Change Comes from the Ground Up

As the staff and member-leaders of the Land Stewardship Project conduct our organization’s work for stewardship and justice on the land, the central concept that keeps arising is “change comes from the ground up.” Whether the subject is farming practices, public policy or community vitality, thinking about positive change in this way is enormously helpful and a constant touchstone for LSP.

But what does the idea that “change comes from the ground up” actually mean for LSP? It means we must regularly engage in active listening and the kind of regular conversations that bring out our members' core values and the key issues they are concerned about. It also means joining forces, learning and taking action together, to harness the power of people and ideas for positive change.

One recent example of change from the ground up is LSP’s growing work in soil health. For a few years now, farmers from across the region have led a grassroots education and promotion effort to show how authentically improving soil health can increase the life and the productivity of the soil, improve a farm’s profitability, mend the land’s ability to store and clean water, and stably store carbon.

What’s more, one key element of improving soil health—farming systems that integrate continuous living cover with crops and livestock— can work for farms large and small, and even serve as an entry point for beginning farmers. That’s why LSP’s Jan. 12 meeting in Elgin, Minn., drew 130 farmers, and a similar meeting in St. Charles, Minn., on Jan. 27 drew another 50 — farmers see this as an exciting way to make their operations more resilient. And as farmers make changes on their own farms, they bring forward ideas for reducing some of the significant agriculture policy obstacles — like huge crop insurance subsidiesadoption of continuous living cover faces. These farmers have creative ideas for replacing bad policy with cost-effective, smart incentives, incentives that would increase the public good that comes from good farming.

Such thinking spills over into research and market development, too. If we need dramatically more cover on the land to build the soil’s health and prevent run-off and erosion, then let’s get the universities researching and developing new cover crops and forages (as well as markets for them) — which is exactly what the Forever Green initiative at the University of Minnesota is doing with crops like perennial wheat, or kernza.

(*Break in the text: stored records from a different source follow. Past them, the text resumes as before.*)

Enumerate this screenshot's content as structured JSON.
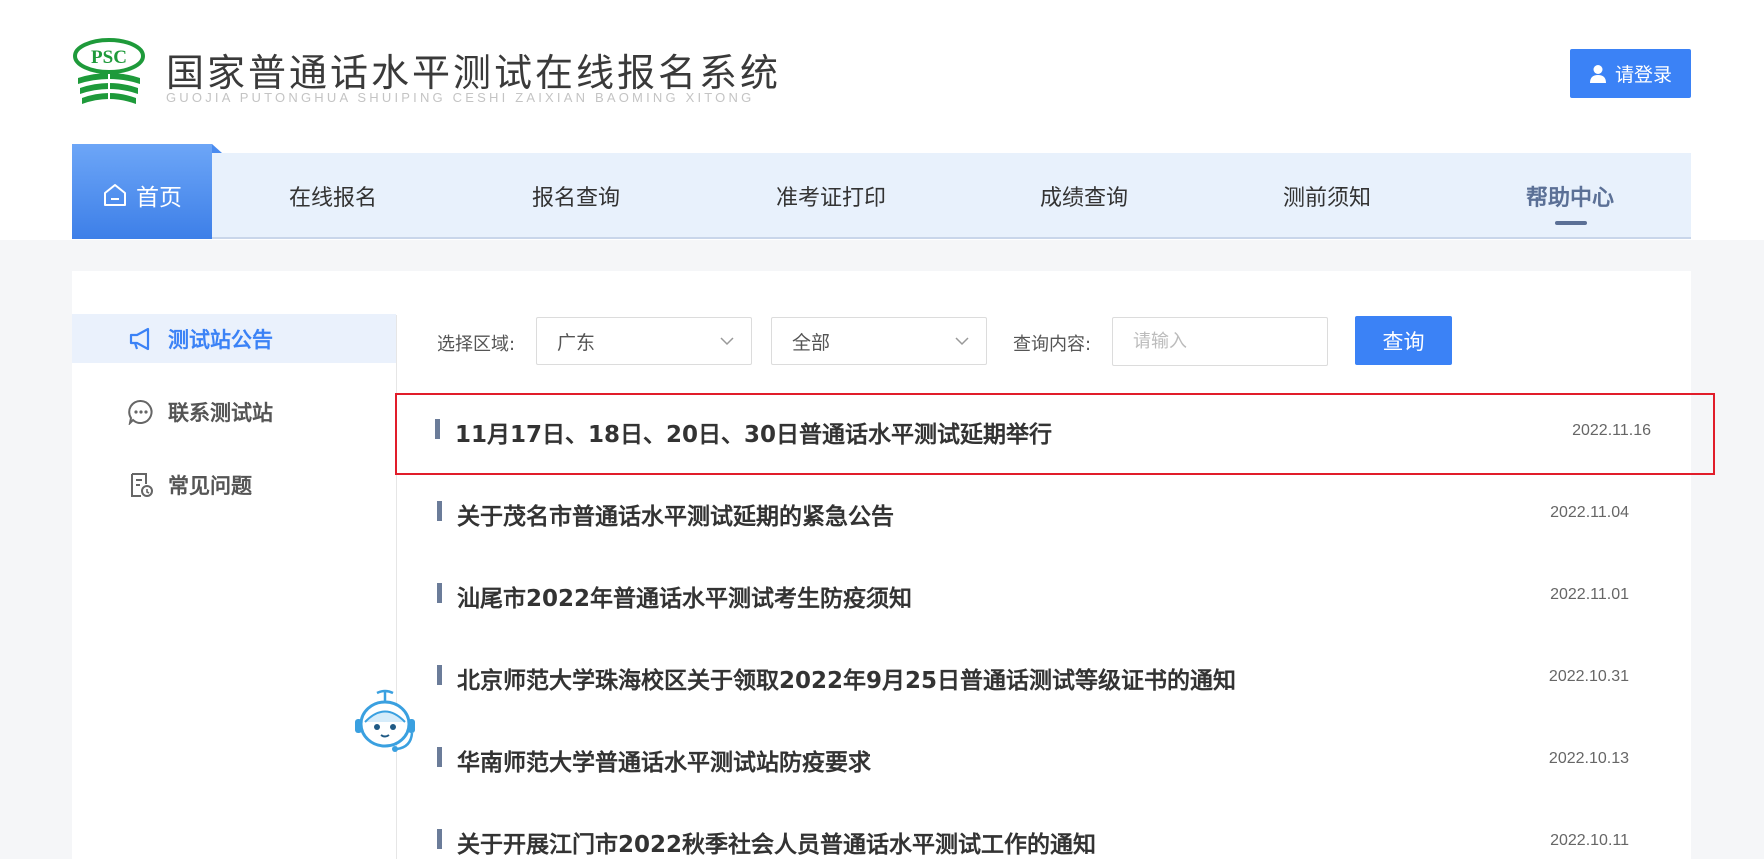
{
  "header": {
    "logo_text": "PSC",
    "title": "国家普通话水平测试在线报名系统",
    "subtitle": "GUOJIA PUTONGHUA SHUIPING CESHI ZAIXIAN BAOMING XITONG",
    "login_label": "请登录",
    "login_icon": "user-icon"
  },
  "nav": {
    "home": "首页",
    "home_icon": "home-icon",
    "items": [
      "在线报名",
      "报名查询",
      "准考证打印",
      "成绩查询",
      "测前须知",
      "帮助中心"
    ],
    "active": "帮助中心"
  },
  "sidebar": {
    "items": [
      {
        "label": "测试站公告",
        "icon": "megaphone-icon",
        "active": true
      },
      {
        "label": "联系测试站",
        "icon": "chat-bubble-icon",
        "active": false
      },
      {
        "label": "常见问题",
        "icon": "document-question-icon",
        "active": false
      }
    ]
  },
  "filter": {
    "region_label": "选择区域:",
    "region_value": "广东",
    "city_value": "全部",
    "query_label": "查询内容:",
    "query_placeholder": "请输入",
    "query_button": "查询"
  },
  "announcements": [
    {
      "title": "11月17日、18日、20日、30日普通话水平测试延期举行",
      "date": "2022.11.16",
      "highlighted": true
    },
    {
      "title": "关于茂名市普通话水平测试延期的紧急公告",
      "date": "2022.11.04"
    },
    {
      "title": "汕尾市2022年普通话水平测试考生防疫须知",
      "date": "2022.11.01"
    },
    {
      "title": "北京师范大学珠海校区关于领取2022年9月25日普通话测试等级证书的通知",
      "date": "2022.10.31"
    },
    {
      "title": "华南师范大学普通话水平测试站防疫要求",
      "date": "2022.10.13"
    },
    {
      "title": "关于开展江门市2022秋季社会人员普通话水平测试工作的通知",
      "date": "2022.10.11"
    }
  ],
  "colors": {
    "accent": "#3b82f6",
    "highlight_border": "#e11d2a",
    "logo_green": "#1e9a3a"
  }
}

The same dynamic can be seen across the span of LSP’s work over the years. Consider the leadership of LSP members on our Federal Farm Policy Committee—they were unsatisfied with the 1996 Farm Bill and thought LSP could win better farm policy for family farms and the care of the land. And they followed through, developing policy and building support for it, while helping lead the effort to win the passage of the Conservation Security Program (otherwise known as CSP — now the Conservation Stewardship Program) in the 2002 Farm Bill.

CSP is now the USDA’s largest conservation program, and the core ideas of LSP’s farmer-leaders are still evident in it: focus on supporting farmers to implement and maintain effective conservation systems on their working lands, and reward measurable positive outcomes rather than paying to fix problems. As LSP’s staff and current Federal Farm Policy Committee members focus on developing a better food and farm policy in the next Farm Bill, we are working the same way, emphasizing the ideas that LSP members have been sharing with us in large and small meetings in recent months.

Likewise, our work in partnership with Hope Community in the Phillips Neighborhood of South Minneapolis springs from listening sessions held by Hope leaders and meetings engaging LSP members over the past five years. Now “The Rose,” a 5,000-square-foot community garden, is being worked by people living in the community. It is a source of nutrition, education and connection, rising from the soil amid the apartments and shops of the city.

While that was going on in South Minneapolis, the citizens of Winona County themselves rose up to protect the land and their communities from the oil and gas industry’s attempt to strip-mine sand for hydrofracturing operations. County residents told LSP, “You must help us, we need LSP on this.” After a 17-month campaign led by LSP members, Winona County Commissioners did their job as responsible leaders of government. They listened to the people, and in November 2016 passed what the people wanted: the nation’s first known countywide ban on frac sand mining and development.

LSP is currently hip-deep, not in snow, but in the winter organizing season. From November through January, we’ve already held by my count 18 organizing meetings and winter workshops of various kinds, in which more than 900 members and supporters have participated. These gatherings have dug into a range of subjects: soil health, local control, the farm/kitchen/table connection, universal affordable healthcare, beginning farmers and U.S. farm policy, just to name a few. The gatherings have taken place in towns from St. Charles to St. Leo, Lewiston to Lamberton, and from Starbuck to Rushford.

More such meetings and workshops in Minnesota and Wisconsin are planned for February and March — just call the offices in Lewiston, Montevideo or Minneapolis to find out what’s going on, or check the calendar on our website. Another way to learn about the latest LSP events and resources is to subscribe to our monthly e-newsletter, the LIVE-WIRE.

Why get involved? Because change comes from the ground up, and you can be a part of it.

LSP executive director Mark Schultz can be contacted at 612-722-6377 or marks@landstewardshipproject.org.